Question for all Nigerians:
Who is safe from the terror of Boko Haram??
A Southerner? A Northerner? A Christian? A Muslim? A traditional worshipper? A soldier? A child? An adult? A student? Market women?
Here is a post written in honour of one of the victims of the Bomb blast at the Jos terminal market which happened on the 20th of May 2014.
One of the victims of last Tuesday’s twin bomb blasts at the Terminal Market, Jos, Plateau State, Lydia Komolafe, had in weeks preceding her untimely death lamented the incessant loss of lives to the Boko Haram insurgency. This she did in a series of tweets.
On May 19, two days before the Tuesday attack, Komolafe prayed for a brighter and rewarding week.

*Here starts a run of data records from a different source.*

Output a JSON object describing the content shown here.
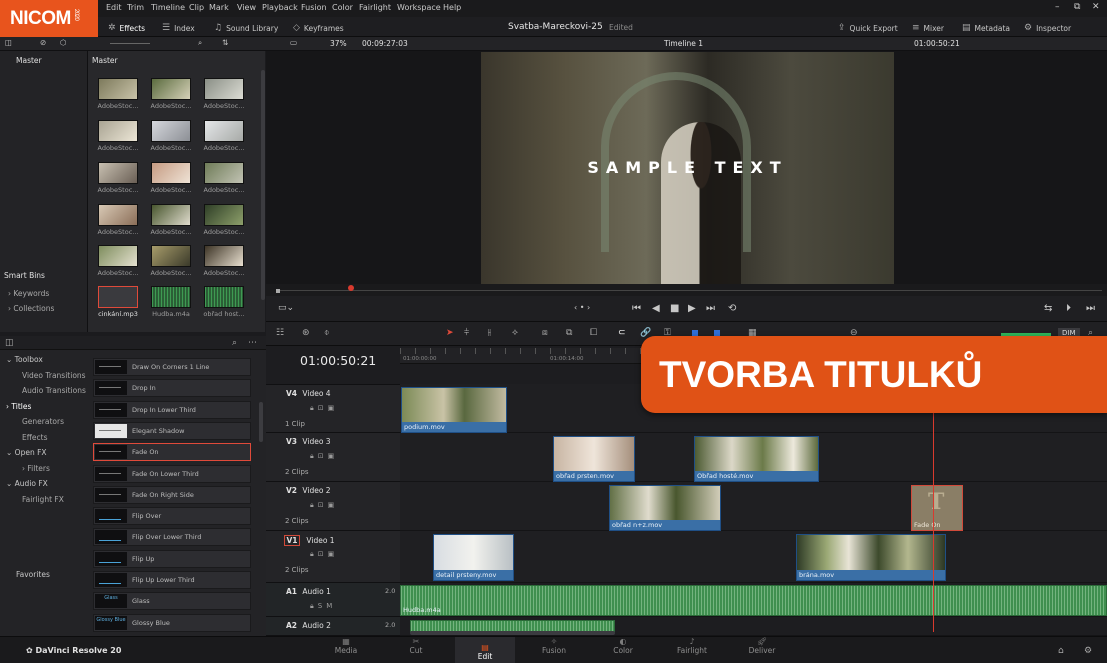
{
  "app": {
    "logo": "NICOM",
    "logo_sub": "2020",
    "project_name": "Svatba-Mareckovi-25",
    "edited_label": "Edited",
    "brand": "DaVinci Resolve 20"
  },
  "menu": [
    "Edit",
    "Trim",
    "Timeline",
    "Clip",
    "Mark",
    "View",
    "Playback",
    "Fusion",
    "Color",
    "Fairlight",
    "Workspace",
    "Help"
  ],
  "toolbar": {
    "effects": "Effects",
    "index": "Index",
    "sound_library": "Sound Library",
    "keyframes": "Keyframes",
    "quick_export": "Quick Export",
    "mixer": "Mixer",
    "metadata": "Metadata",
    "inspector": "Inspector"
  },
  "viewer_bar": {
    "zoom": "37%",
    "duration": "00:09:27:03",
    "timeline_name": "Timeline 1",
    "timecode": "01:00:50:21"
  },
  "bins": {
    "master": "Master",
    "smart_bins": "Smart Bins",
    "keywords": "Keywords",
    "collections": "Collections"
  },
  "media_pool": {
    "title": "Master",
    "clips": [
      {
        "label": "AdobeStoc...",
        "c1": "#7d7a5c",
        "c2": "#c9c3a9"
      },
      {
        "label": "AdobeStoc...",
        "c1": "#5a6b3e",
        "c2": "#d6d1b8"
      },
      {
        "label": "AdobeStoc...",
        "c1": "#8a8f86",
        "c2": "#dcdcd4"
      },
      {
        "label": "AdobeStoc...",
        "c1": "#a9a493",
        "c2": "#ece6d6"
      },
      {
        "label": "AdobeStoc...",
        "c1": "#d5d7dc",
        "c2": "#8c8f95"
      },
      {
        "label": "AdobeStoc...",
        "c1": "#e4e6e8",
        "c2": "#a7aaa7"
      },
      {
        "label": "AdobeStoc...",
        "c1": "#c8c0b1",
        "c2": "#6a5f55"
      },
      {
        "label": "AdobeStoc...",
        "c1": "#c59b82",
        "c2": "#efe3d6"
      },
      {
        "label": "AdobeStoc...",
        "c1": "#6f7c58",
        "c2": "#c2c3b4"
      },
      {
        "label": "AdobeStoc...",
        "c1": "#d8c9b5",
        "c2": "#8b6e58"
      },
      {
        "label": "AdobeStoc...",
        "c1": "#48562e",
        "c2": "#e0dccd"
      },
      {
        "label": "AdobeStoc...",
        "c1": "#2f3f27",
        "c2": "#8ea06b"
      },
      {
        "label": "AdobeStoc...",
        "c1": "#7e8d5d",
        "c2": "#e5e1d0"
      },
      {
        "label": "AdobeStoc...",
        "c1": "#a79c6a",
        "c2": "#3b3a2a"
      },
      {
        "label": "AdobeStoc...",
        "c1": "#3d3426",
        "c2": "#e8dfcf"
      }
    ],
    "audio": [
      {
        "label": "cinkání.mp3"
      },
      {
        "label": "Hudba.m4a"
      },
      {
        "label": "obřad host..."
      }
    ]
  },
  "viewer": {
    "sample_text": "SAMPLE TEXT"
  },
  "effects": {
    "tree": [
      {
        "label": "Toolbox",
        "level": 0,
        "arrow": "⌄"
      },
      {
        "label": "Video Transitions",
        "level": 1
      },
      {
        "label": "Audio Transitions",
        "level": 1
      },
      {
        "label": "Titles",
        "level": 0,
        "arrow": "›",
        "selected": true
      },
      {
        "label": "Generators",
        "level": 1
      },
      {
        "label": "Effects",
        "level": 1
      },
      {
        "label": "Open FX",
        "level": 0,
        "arrow": "⌄"
      },
      {
        "label": "Filters",
        "level": 1,
        "arrow": "›"
      },
      {
        "label": "Audio FX",
        "level": 0,
        "arrow": "⌄"
      },
      {
        "label": "Fairlight FX",
        "level": 1
      }
    ],
    "favorites": "Favorites",
    "items": [
      {
        "label": "Draw On Corners 1 Line",
        "thumb": ""
      },
      {
        "label": "Drop In",
        "thumb": ""
      },
      {
        "label": "Drop In Lower Third",
        "thumb": ""
      },
      {
        "label": "Elegant Shadow",
        "thumb": ""
      },
      {
        "label": "Fade On",
        "thumb": "",
        "selected": true
      },
      {
        "label": "Fade On Lower Third",
        "thumb": ""
      },
      {
        "label": "Fade On Right Side",
        "thumb": ""
      },
      {
        "label": "Flip Over",
        "thumb": ""
      },
      {
        "label": "Flip Over Lower Third",
        "thumb": ""
      },
      {
        "label": "Flip Up",
        "thumb": ""
      },
      {
        "label": "Flip Up Lower Third",
        "thumb": ""
      },
      {
        "label": "Glass",
        "thumb": "Glass"
      },
      {
        "label": "Glossy Blue",
        "thumb": "Glossy Blue"
      }
    ]
  },
  "timeline": {
    "timecode": "01:00:50:21",
    "ruler": [
      "01:00:00:00",
      "01:00:14:00"
    ],
    "dim_label": "DIM",
    "tracks": [
      {
        "id": "V4",
        "name": "Video 4",
        "count": "1 Clip"
      },
      {
        "id": "V3",
        "name": "Video 3",
        "count": "2 Clips"
      },
      {
        "id": "V2",
        "name": "Video 2",
        "count": "2 Clips"
      },
      {
        "id": "V1",
        "name": "Video 1",
        "count": "2 Clips"
      },
      {
        "id": "A1",
        "name": "Audio 1",
        "level": "2.0"
      },
      {
        "id": "A2",
        "name": "Audio 2",
        "level": "2.0"
      }
    ],
    "clips": {
      "podium": "podium.mov",
      "obrad_prsten": "obřad prsten.mov",
      "obrad_hoste": "Obřad hosté.mov",
      "obrad_nz": "obřad n+z.mov",
      "fade_on": "Fade On",
      "detail_prsteny": "detail prsteny.mov",
      "brana": "brána.mov",
      "hudba": "Hudba.m4a"
    }
  },
  "banner": "TVORBA TITULKŮ",
  "pages": [
    "Media",
    "Cut",
    "Edit",
    "Fusion",
    "Color",
    "Fairlight",
    "Deliver"
  ],
  "active_page": "Edit",
  "colors": {
    "accent": "#e05216",
    "clip_blue": "#3a6fa6",
    "audio_green": "#3f8f4f",
    "playhead": "#d93a2e"
  }
}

This was expressed in the post she penned on her Twitter page which read, “This week, I shall be satisfied with favour.”
Sadly, this was not to be as Komolafe was one of the seven students of the Medical Laboratory Science Department of the University of Jos, who lost their lives in the bombing.
Meanwhile, a cursory look at her Twitter timeline and the activities therein revealed that she was indeed philosophical as she was clearly not apolitical, as evident in her posts.
In some other tweets, the late undergraduate spoke as she had the slightest premonition that she may become a victim, herself.
She posed a rhetorical question in a tweet, “Hmm, now we don’t know if our parents or siblings are safe in the park, church, mosque, market, and schools. The airports are not left out. I forgot, Aso Rock, isn’t left out either.
“They (Boko Haram) go wherever they want! It’s a fight against Nigeria, and Nigerians are helpless. Because they didn’t curb it at first, terrorism has grown so wild!,”
She also enjoined Nigerians against the belief that insurgency is only a “northern problem.”
At various times, the late Komolafe indicted the Federal Government for allowing the insurgency to fester and expressed concerns that Nigerians were no longer safe in motor parks.
For instance, when a second bomb went off in Nyanya, a suburb of the Federal Capital Territory, Abuja, on May 1, Komolafe, expressed deep concerns over the violence and called for prayers to end the extremism.
Her tweet at the time read, “Pray for Nigeria, Nigerians can’t sleep! We are not even secured in the midst of road blocks! This has got to stop!! Who’s going to be our ‘Avatar’ in this nation?”
Arguing that terrorism had indeed “grown so wild” in Nigeria as it had become a daily occurrence, Komolafe accused the Federal Government of playing the ethnic and political card with the insurgency from the outset.
Her thought-provoking tweets in this regard read, “They ignored the red flag for terrorism when it started earlier in Jos and Kaduna. Nobody cared. They called it all kind of names. They called it religion, ethnic, political. We suffered in silence. They shut us up! Now it’s coming closer ‘home,’ the seat of government and everyone is crying wolf!
“If only we had curbed it earlier! They left it to our governors to fight it; they brought soldiers who molested us! Nobody cared! I’m not being insensitive; I’m just saying if we had saved the cup of milk from falling, we wouldn’t have been worrying about the spill now.”
Komolafe urged Nigerians to refrain from actions and inactions capable of brewing acts of terrorism. Treating members of other religions, ethnic and political groups, she argued, was capable of breeding terrorist actions.
“Boko Haram started like a joke, we prayed, cast and bound, we did nothing! The citizens kept pointing fingers at the government! Calling it different things! We thought it will vanish. Or maybe, since it started in the north it would remain there. As long as it didn’t go down south, they didn’t care.
“They tagged it a northern syndrome. Little did they know that it wasn’t going to be restricted for long! Today there’s a blast, tomorrow nobody cares. Fighting terrorism isn’t only for the government, it’s for us too! What we say, what we preach how we live, reflects if we are terrorists or not,” another post read.
Komolafe, who was a passionate fan of Chelsea Football Club of London, during her life-time also lent a voice to the ongoing global campaign demanding the release of the abducted Chibok girls.
“With one voice, let’s speak against terrorism. I’m not calling for protests or any of that sort! The moment you hold hate in your heart, you’re giving room to hateful thoughts that could lead to terrorism. Nigeria will get past all this! So help us God!”
Often, she expressed her thoughts and views with the hashtag, #BringBackOurGirls.
Her words, “Nobody should be punished for going to school! There’s no basis to this kidnap! Our hearts are bleeding. Please bring them alive! May the angels protect them wherever they may be.”
Meanwhile, tributes have been pouring in for the late student. One of her close friends, Zion Abiodun, described her as a “Yoruba girl who loved the North like anything.”
“I am trying to stop the tears, but it’s difficult. I have never cried for anyone this much, just can’t hold the tears. I need to wake up from this dream,” Abiodun added in a tribute to her on Twitter.
Tuesday, May 27, 2014
The menace of the Boko Haram terror
Question for all Nigerians: